PROBLEM DETAILS —
From first line to last, retype the data exactly.

STUDY MATERIAL —

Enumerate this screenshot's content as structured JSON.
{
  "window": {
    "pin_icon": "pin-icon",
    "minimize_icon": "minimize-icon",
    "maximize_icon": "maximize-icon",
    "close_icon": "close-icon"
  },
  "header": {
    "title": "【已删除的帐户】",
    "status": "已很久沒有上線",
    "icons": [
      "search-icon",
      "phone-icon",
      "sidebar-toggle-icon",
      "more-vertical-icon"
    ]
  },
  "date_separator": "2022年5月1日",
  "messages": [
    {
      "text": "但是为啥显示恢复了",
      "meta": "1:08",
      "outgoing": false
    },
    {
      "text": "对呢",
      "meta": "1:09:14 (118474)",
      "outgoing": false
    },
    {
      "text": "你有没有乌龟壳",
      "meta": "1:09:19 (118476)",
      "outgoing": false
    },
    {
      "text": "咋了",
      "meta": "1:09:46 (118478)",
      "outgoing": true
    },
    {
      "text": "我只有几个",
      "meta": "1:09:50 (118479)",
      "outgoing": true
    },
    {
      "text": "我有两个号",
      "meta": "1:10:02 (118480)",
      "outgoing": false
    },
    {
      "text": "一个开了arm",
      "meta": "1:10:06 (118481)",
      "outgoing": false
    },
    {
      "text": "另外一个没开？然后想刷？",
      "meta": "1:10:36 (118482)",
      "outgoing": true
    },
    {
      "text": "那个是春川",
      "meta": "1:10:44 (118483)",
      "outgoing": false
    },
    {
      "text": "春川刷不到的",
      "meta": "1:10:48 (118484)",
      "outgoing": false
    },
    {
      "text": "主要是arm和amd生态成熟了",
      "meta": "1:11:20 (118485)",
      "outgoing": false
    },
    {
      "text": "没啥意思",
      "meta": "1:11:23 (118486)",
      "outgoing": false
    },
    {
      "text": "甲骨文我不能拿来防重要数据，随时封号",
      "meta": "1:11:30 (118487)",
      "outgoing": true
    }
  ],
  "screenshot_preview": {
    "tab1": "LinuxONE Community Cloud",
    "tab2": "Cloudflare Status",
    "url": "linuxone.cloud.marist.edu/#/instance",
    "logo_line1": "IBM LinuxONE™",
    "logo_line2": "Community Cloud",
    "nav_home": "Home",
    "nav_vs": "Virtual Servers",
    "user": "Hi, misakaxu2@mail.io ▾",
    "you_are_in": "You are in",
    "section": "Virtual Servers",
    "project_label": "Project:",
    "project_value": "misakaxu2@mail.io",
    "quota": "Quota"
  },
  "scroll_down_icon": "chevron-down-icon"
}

OUTPUT FOR THIS TASK —
Enumerate this screenshot's content as structured JSON.
{
  "window": {
    "pin_icon": "pin-icon",
    "minimize_icon": "minimize-icon",
    "maximize_icon": "maximize-icon",
    "close_icon": "close-icon"
  },
  "header": {
    "title": "【已删除的帐户】",
    "status": "已很久沒有上線",
    "icons": [
      "search-icon",
      "phone-icon",
      "sidebar-toggle-icon",
      "more-vertical-icon"
    ]
  },
  "date_separator": "2022年5月1日",
  "messages": [
    {
      "text": "但是为啥显示恢复了",
      "meta": "1:08",
      "outgoing": false
    },
    {
      "text": "对呢",
      "meta": "1:09:14 (118474)",
      "outgoing": false
    },
    {
      "text": "你有没有乌龟壳",
      "meta": "1:09:19 (118476)",
      "outgoing": false
    },
    {
      "text": "咋了",
      "meta": "1:09:46 (118478)",
      "outgoing": true
    },
    {
      "text": "我只有几个",
      "meta": "1:09:50 (118479)",
      "outgoing": true
    },
    {
      "text": "我有两个号",
      "meta": "1:10:02 (118480)",
      "outgoing": false
    },
    {
      "text": "一个开了arm",
      "meta": "1:10:06 (118481)",
      "outgoing": false
    },
    {
      "text": "另外一个没开？然后想刷？",
      "meta": "1:10:36 (118482)",
      "outgoing": true
    },
    {
      "text": "那个是春川",
      "meta": "1:10:44 (118483)",
      "outgoing": false
    },
    {
      "text": "春川刷不到的",
      "meta": "1:10:48 (118484)",
      "outgoing": false
    },
    {
      "text": "主要是arm和amd生态成熟了",
      "meta": "1:11:20 (118485)",
      "outgoing": false
    },
    {
      "text": "没啥意思",
      "meta": "1:11:23 (118486)",
      "outgoing": false
    },
    {
      "text": "甲骨文我不能拿来防重要数据，随时封号",
      "meta": "1:11:30 (118487)",
      "outgoing": true
    }
  ],
  "screenshot_preview": {
    "tab1": "LinuxONE Community Cloud",
    "tab2": "Cloudflare Status",
    "url": "linuxone.cloud.marist.edu/#/instance",
    "logo_line1": "IBM LinuxONE™",
    "logo_line2": "Community Cloud",
    "nav_home": "Home",
    "nav_vs": "Virtual Servers",
    "user": "Hi, misakaxu2@mail.io ▾",
    "you_are_in": "You are in",
    "section": "Virtual Servers",
    "project_label": "Project:",
    "project_value": "misakaxu2@mail.io",
    "quota": "Quota"
  },
  "scroll_down_icon": "chevron-down-icon"
}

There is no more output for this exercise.